The Federal Reserve raised its rate on Wednesday by 0.75 percentage points for the second month in a row in the largest single-meeting rate increase since 1994.
The Federal Open Market Committee decided following its two-day policy meeting to raise short-term borrowing rates to between 2.25 percent and 2.50 percent, comparable to the 2019 levels.
The move comes as America’s central bank attempts to blunt the growing likelihood of a recession.
In its announcement, the Fed noted, “Inflation remains elevated, reflecting supply and demand imbalances related to the pandemic, higher food and energy prices, and broader price pressures,” adding that it “anticipates that ongoing increases in the target range will be appropriate.”
The increase means it will cost more for Americans to obtain a mortgage, take out a loan, and purchase essentials for the family.

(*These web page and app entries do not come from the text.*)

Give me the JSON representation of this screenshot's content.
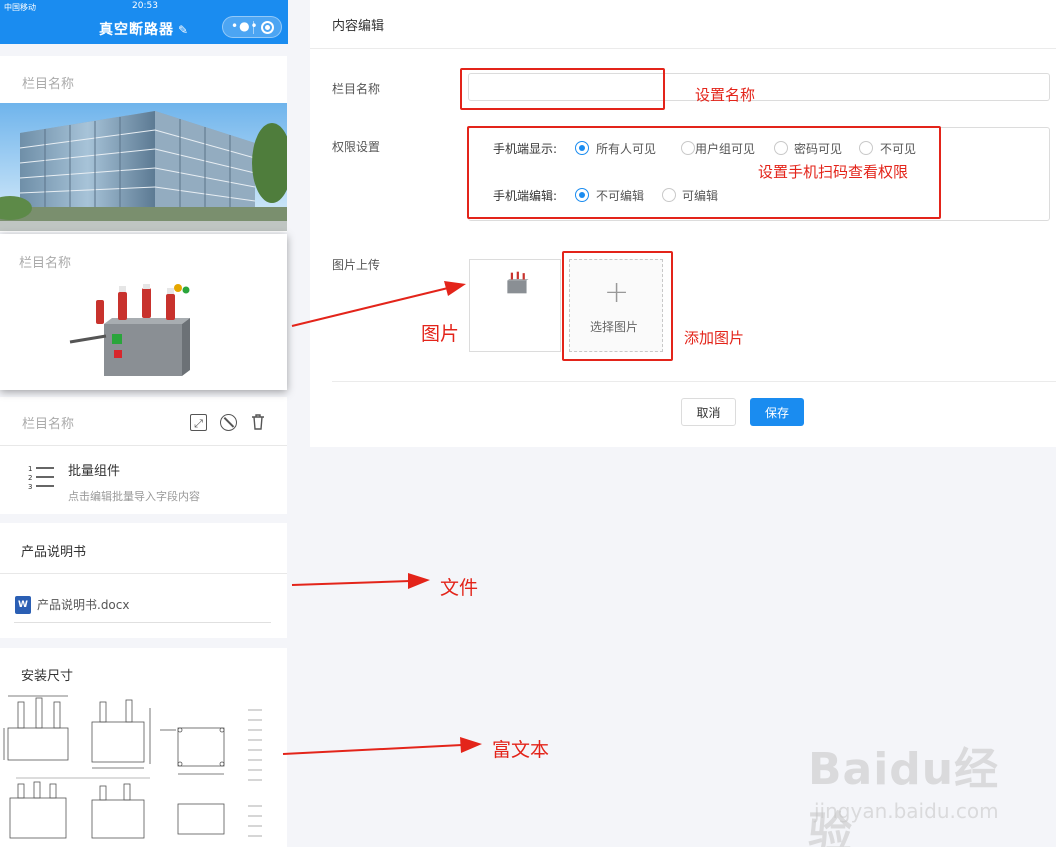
{
  "phone": {
    "status_left": "中国移动",
    "status_time": "20:53",
    "title": "真空断路器",
    "edit_icon": "pencil-icon",
    "capsule": {
      "more_icon": "more-dots-icon",
      "close_icon": "target-circle-icon"
    }
  },
  "cards": {
    "building_label": "栏目名称",
    "breaker_label": "栏目名称",
    "batch": {
      "label": "栏目名称",
      "title": "批量组件",
      "desc": "点击编辑批量导入字段内容",
      "tool_icons": [
        "expand-icon",
        "ban-icon",
        "trash-icon"
      ]
    },
    "manual": {
      "title": "产品说明书",
      "file": "产品说明书.docx"
    },
    "install": {
      "title": "安装尺寸"
    }
  },
  "editor": {
    "title": "内容编辑",
    "name_label": "栏目名称",
    "name_value": "",
    "permission_label": "权限设置",
    "mobile_display": {
      "label": "手机端显示:",
      "options": [
        "所有人可见",
        "用户组可见",
        "密码可见",
        "不可见"
      ],
      "selected": "所有人可见"
    },
    "mobile_edit": {
      "label": "手机端编辑:",
      "options": [
        "不可编辑",
        "可编辑"
      ],
      "selected": "不可编辑"
    },
    "upload_label": "图片上传",
    "add_image": "选择图片",
    "cancel": "取消",
    "save": "保存"
  },
  "annotations": {
    "set_name": "设置名称",
    "set_permission": "设置手机扫码查看权限",
    "picture": "图片",
    "add_picture": "添加图片",
    "file": "文件",
    "rich_text": "富文本",
    "color": "#e3241a"
  },
  "watermark": {
    "main": "Baidu经验",
    "sub": "jingyan.baidu.com"
  },
  "colors": {
    "primary": "#1a8cf0",
    "annotation": "#e3241a"
  }
}
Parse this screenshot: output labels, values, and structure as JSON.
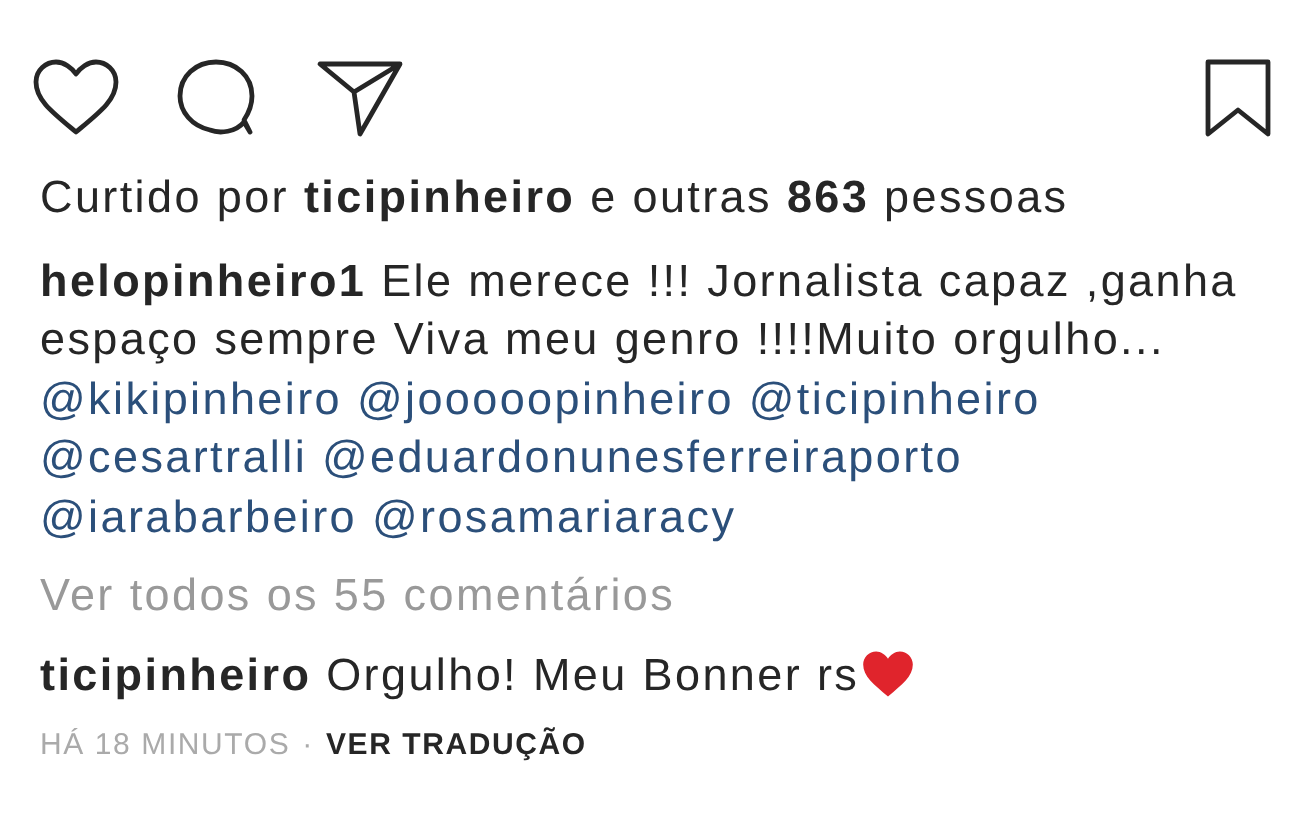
{
  "likes": {
    "text": "Curtido por **ticipinheiro** e outras **863** pessoas"
  },
  "caption": {
    "username": "helopinheiro1",
    "text": "Ele merece !!! Jornalista capaz ,ganha espaço sempre Viva meu genro !!!!Muito orgulho...",
    "mentions": [
      "@kikipinheiro",
      "@jooooopinheiro",
      "@ticipinheiro",
      "@cesartralli",
      "@eduardonunesferreiraporto",
      "@iarabarbeiro",
      "@rosamariaracy"
    ]
  },
  "view_comments": "Ver todos os 55 comentários",
  "comments": [
    {
      "username": "ticipinheiro",
      "text": "Orgulho! Meu Bonner rs"
    }
  ],
  "timestamp": "HÁ 18 MINUTOS",
  "separator": "·",
  "translate": "VER TRADUÇÃO",
  "saved": false
}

Last month the US inflation rate rose to 9.1 percent from 8.6 percent in May, the highest rate since November 1981.